Stored data
++++++++++

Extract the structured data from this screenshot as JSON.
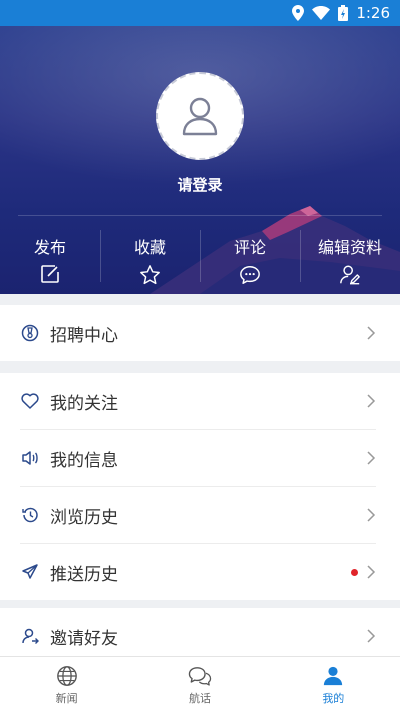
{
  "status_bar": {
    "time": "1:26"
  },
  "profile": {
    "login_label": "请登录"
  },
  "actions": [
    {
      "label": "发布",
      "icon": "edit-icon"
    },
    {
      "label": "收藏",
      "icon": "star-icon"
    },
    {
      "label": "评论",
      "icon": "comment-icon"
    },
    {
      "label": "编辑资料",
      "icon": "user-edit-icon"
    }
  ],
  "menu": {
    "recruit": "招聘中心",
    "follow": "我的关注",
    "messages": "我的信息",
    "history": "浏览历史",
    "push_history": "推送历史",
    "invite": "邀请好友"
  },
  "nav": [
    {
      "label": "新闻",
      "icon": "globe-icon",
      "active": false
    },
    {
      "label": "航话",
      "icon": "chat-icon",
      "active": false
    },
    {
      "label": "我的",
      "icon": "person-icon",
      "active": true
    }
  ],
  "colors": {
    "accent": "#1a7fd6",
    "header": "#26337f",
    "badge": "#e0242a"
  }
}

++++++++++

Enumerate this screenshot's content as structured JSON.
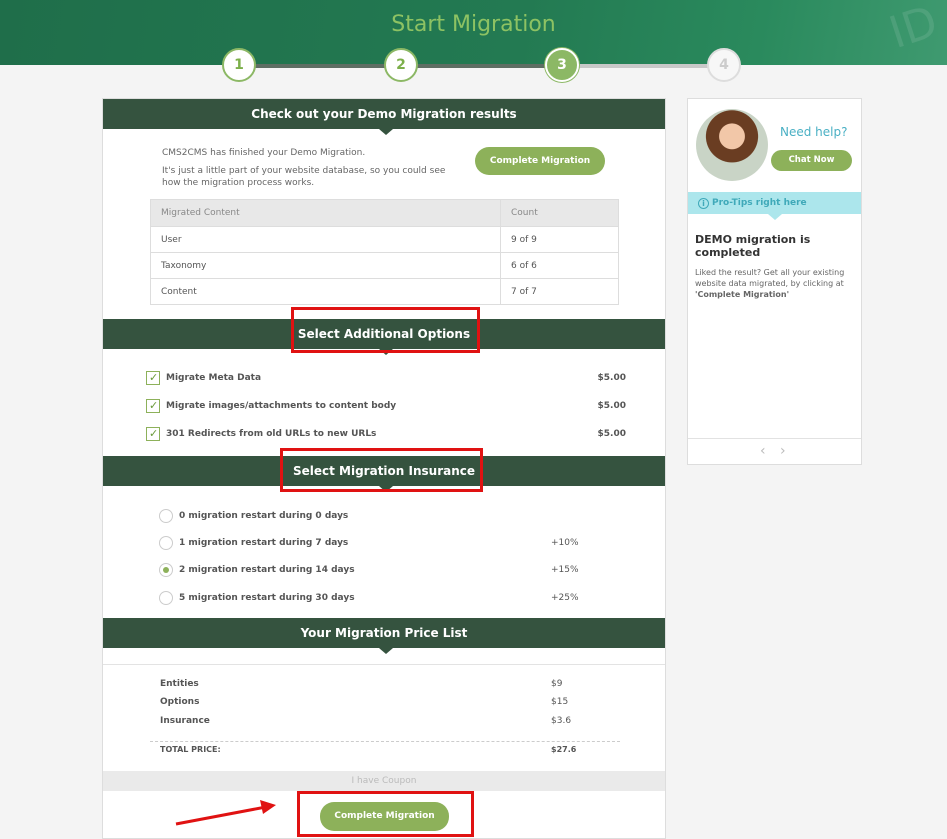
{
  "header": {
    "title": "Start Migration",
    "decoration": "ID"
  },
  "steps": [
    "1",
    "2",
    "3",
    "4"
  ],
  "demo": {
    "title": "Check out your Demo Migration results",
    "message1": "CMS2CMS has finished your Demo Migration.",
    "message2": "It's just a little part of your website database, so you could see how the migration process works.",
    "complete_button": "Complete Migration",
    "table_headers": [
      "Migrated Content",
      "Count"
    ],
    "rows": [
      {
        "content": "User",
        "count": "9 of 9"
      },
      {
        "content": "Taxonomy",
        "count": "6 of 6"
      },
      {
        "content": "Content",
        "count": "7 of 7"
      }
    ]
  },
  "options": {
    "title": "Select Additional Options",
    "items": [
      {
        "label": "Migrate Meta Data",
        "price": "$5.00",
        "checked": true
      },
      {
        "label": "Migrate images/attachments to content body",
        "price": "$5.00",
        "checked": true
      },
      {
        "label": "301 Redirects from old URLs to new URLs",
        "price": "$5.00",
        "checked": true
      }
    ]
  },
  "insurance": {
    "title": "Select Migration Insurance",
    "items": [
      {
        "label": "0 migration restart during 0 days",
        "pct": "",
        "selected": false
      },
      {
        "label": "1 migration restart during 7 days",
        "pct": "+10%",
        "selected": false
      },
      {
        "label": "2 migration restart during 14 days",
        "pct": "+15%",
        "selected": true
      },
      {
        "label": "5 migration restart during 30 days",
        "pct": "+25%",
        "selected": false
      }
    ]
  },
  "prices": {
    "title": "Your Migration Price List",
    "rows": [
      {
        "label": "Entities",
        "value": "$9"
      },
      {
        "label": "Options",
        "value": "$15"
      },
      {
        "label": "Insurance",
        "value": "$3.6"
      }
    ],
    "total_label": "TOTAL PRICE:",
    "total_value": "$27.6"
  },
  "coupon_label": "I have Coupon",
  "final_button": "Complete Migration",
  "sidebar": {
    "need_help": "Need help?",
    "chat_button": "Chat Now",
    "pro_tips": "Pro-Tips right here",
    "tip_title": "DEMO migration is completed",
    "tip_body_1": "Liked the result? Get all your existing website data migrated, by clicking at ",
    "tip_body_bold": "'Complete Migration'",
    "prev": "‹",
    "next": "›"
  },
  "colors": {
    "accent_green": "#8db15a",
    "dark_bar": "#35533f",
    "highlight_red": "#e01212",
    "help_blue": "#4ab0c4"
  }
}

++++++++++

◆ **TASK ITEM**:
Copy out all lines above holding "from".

◆ **REPLY TO THE TASK**:
Extract the structured data from this screenshot as JSON.
        "label": "301 Redirects from old URLs to new URLs",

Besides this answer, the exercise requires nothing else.